Whether he’s using chalk, boards, canvas, papers, paints, or simply pencil colors, Mahmoud Abu Aljarayish always makes sure that his work of art is essentially expressive of his identity as an artist, and his love for his home country, Palestine.
Growing up in the village of Kharas, northwest of the occupied West Bank city of Hebron, Abu Aljarayish is a promising, passionate artist with a degree in Multimedia and Graphics, who knew he had more advanced skills in art compared to other kids in his classes.
“While kids my age proudly displayed abilities in drawing simple things, I caught the eyes of people around me with my capability and artistry,” he says.
It wasn’t strange for him to receive support from his family and teachers.
As any artist growing up, Abu Aljarayish went through a difficult time in his life, which at one point caused him to completely ditch art and drawing for some time; what was worse for him during that period is that he even felt like he lost his skills.
“As a way to regain my skills back, I started drawing murals using chalk, which was very well-received that some media agencies talked about me and my art. This, in return, gave me back my confidence as an artist, which encouraged me to go back to drawing even stronger and better than before.”
As a flourishing artist, Abu Aljarayish says that he didn’t receive any kind of support whatsoever when he first embraced his art skills. But that all changed when his teachers started signing him up for art competitions. Abu Aljarayish, however; didn’t feel like that was enough as no organization helped introduce him as an artist to the masses or take him to new places with his art. But as he grew as an artist, he got to know what the audiences wanted to see and began to hear of him every time he did something new.
Abu Aljarayish uses art as a way to express himself. He says that he does that when he transforms an ordinary piece into an art piece full of beauty and passion that when people see it, they get a taste of delicacy and refinement everywhere they go. He says that art helps him express himself in such pieces when people see his touches in his drawings.
Being a Palestinian artist is only a source of pride for Abu Aljarayish, who says that Palestine is an award that he’s very proud of.
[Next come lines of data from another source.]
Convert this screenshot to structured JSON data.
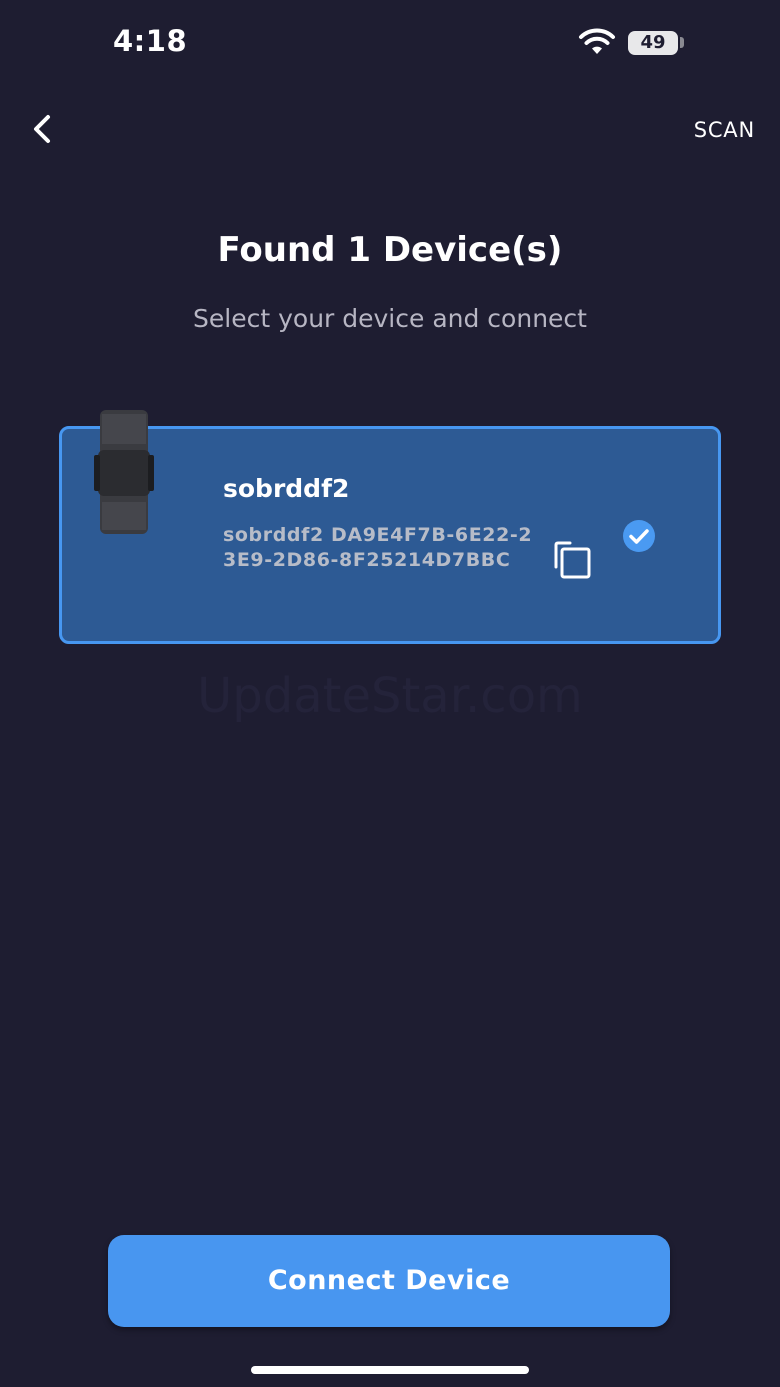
{
  "status_bar": {
    "time": "4:18",
    "battery_level": "49",
    "icons": [
      "wifi-icon",
      "battery-icon"
    ]
  },
  "nav": {
    "back_icon": "chevron-left-icon",
    "scan_label": "SCAN"
  },
  "header": {
    "title": "Found 1 Device(s)",
    "subtitle": "Select your device and connect"
  },
  "devices": [
    {
      "name": "sobrddf2",
      "identifier": "sobrddf2 DA9E4F7B-6E22-23E9-2D86-8F25214D7BBC",
      "selected": true,
      "image_icon": "wristband-device-image",
      "copy_icon": "copy-icon",
      "selected_icon": "check-circle-icon"
    }
  ],
  "watermark": "UpdateStar.com",
  "connect_button": {
    "label": "Connect Device"
  },
  "colors": {
    "background": "#1e1d31",
    "card_fill": "#2d5a94",
    "card_border": "#4797f1",
    "accent": "#4896f0"
  }
}
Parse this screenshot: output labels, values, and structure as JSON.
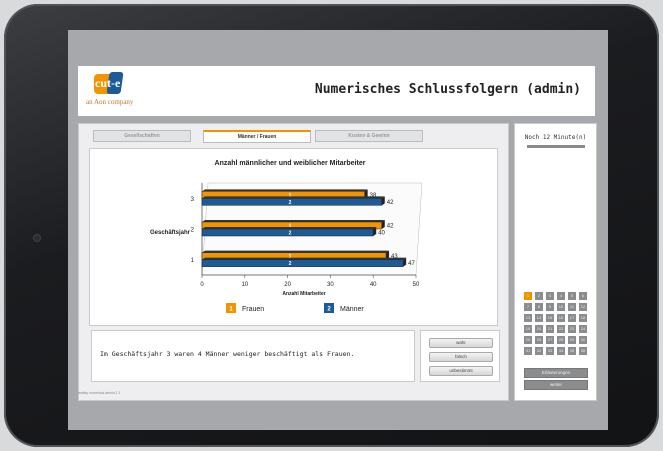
{
  "app": {
    "logo_text": "cut-e",
    "logo_subtitle": "an Aon company",
    "title": "Numerisches Schlussfolgern (admin)"
  },
  "tabs": [
    {
      "label": "Gesellschaften",
      "active": false
    },
    {
      "label": "Männer / Frauen",
      "active": true
    },
    {
      "label": "Kosten & Gewinn",
      "active": false
    }
  ],
  "chart_data": {
    "type": "bar",
    "orientation": "horizontal",
    "title": "Anzahl männlicher und weiblicher Mitarbeiter",
    "ylabel": "Geschäftsjahr",
    "xlabel": "Anzahl Mitarbeiter",
    "categories": [
      "1",
      "2",
      "3"
    ],
    "series": [
      {
        "name": "Frauen",
        "legend_marker": "1",
        "bar_label": "1",
        "color": "#f29400",
        "values": [
          43,
          42,
          38
        ]
      },
      {
        "name": "Männer",
        "legend_marker": "2",
        "bar_label": "2",
        "color": "#1c5b96",
        "values": [
          47,
          40,
          42
        ]
      }
    ],
    "xlim": [
      0,
      50
    ],
    "xticks": [
      "0",
      "10",
      "20",
      "30",
      "40",
      "50"
    ],
    "legend_position": "bottom",
    "grid": false
  },
  "statement": "Im Geschäftsjahr 3 waren 4 Männer weniger beschäftigt als Frauen.",
  "answers": {
    "true_label": "wahr",
    "false_label": "falsch",
    "undecided_label": "unbestimmt"
  },
  "footer_note": "testlay numerical admin 1.1",
  "sidebar": {
    "timer_text": "Noch 12 Minute(n)",
    "questions": [
      "1",
      "2",
      "3",
      "4",
      "5",
      "6",
      "7",
      "8",
      "9",
      "10",
      "11",
      "12",
      "13",
      "14",
      "15",
      "16",
      "17",
      "18",
      "19",
      "20",
      "21",
      "22",
      "23",
      "24",
      "25",
      "26",
      "27",
      "28",
      "29",
      "30",
      "31",
      "32",
      "33",
      "34",
      "35",
      "36"
    ],
    "current_question": "1",
    "help_label": "Erläuterungen",
    "next_label": "weiter"
  },
  "colors": {
    "accent": "#f29400",
    "brand_blue": "#1c5b96"
  }
}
“Palestinian people witness stuff that other people don’t. It’s such a privilege when a Palestinian kid, living on Palestinian land, grows up to be an artist,” he said as he went on to explain how Palestine is the source of his inspiration as an artist.
“To me, Palestine is the source of power and support that drives me. It’s how I express myself and my identity. It keeps me going. It makes me creative. If what I’m working on is connected to Palestine, it adds more to its artist value,” he says. “Everything we do is connected to Palestine. It’s our identity and existence. It’s the support and hope. It’s everything that gives me the power to produce.”
On his inspirations and favorite artists that he aspires to be like someday, Abu Aljarayish says that nobody has fully impacted his art.
“I do like Naj al-Ali (a well-known Palestinian cartoonist) who invented the character of Handala. I’d like to come up with a similar concept using a new art form that would make people recognize me through,” he added.
“Inspiration comes from our daily life, our relationships with others and observing people’s feelings. It comes from how you see life from your point of view. How you receive feelings and energy. That all impacts and influences an art work,” Abu Aljarayish details on his inspirations.
“I transform such feelings into positive energy and that makes me feel creative. I want people to say that “Mahmoud turned these feelings into art where he can see through his own view.”
On negative feedback and criticism, Abu Aljarayish says that he’s no stranger to people telling him to go find a normal job as art wouldn’t earn him money.
“That’s the worst kind of comment because it makes me feel that people only look at art from a material point of view. But that only made me feel determined to prove them wrong,” he says. “I feel more determined to prove people wrong every time their criticism aims at damaging my artistic thoughts.”
Abu Aljarayish hopes to reach a place where he can be free to express himself and take his art to the world.
“Sometimes, we find ourselves to be in a place where we don’t enjoy the freedom to say what we want through art. I hope to reach the world so everyone can see that we have talents in Palestine that are able to transform the message to the whole world.”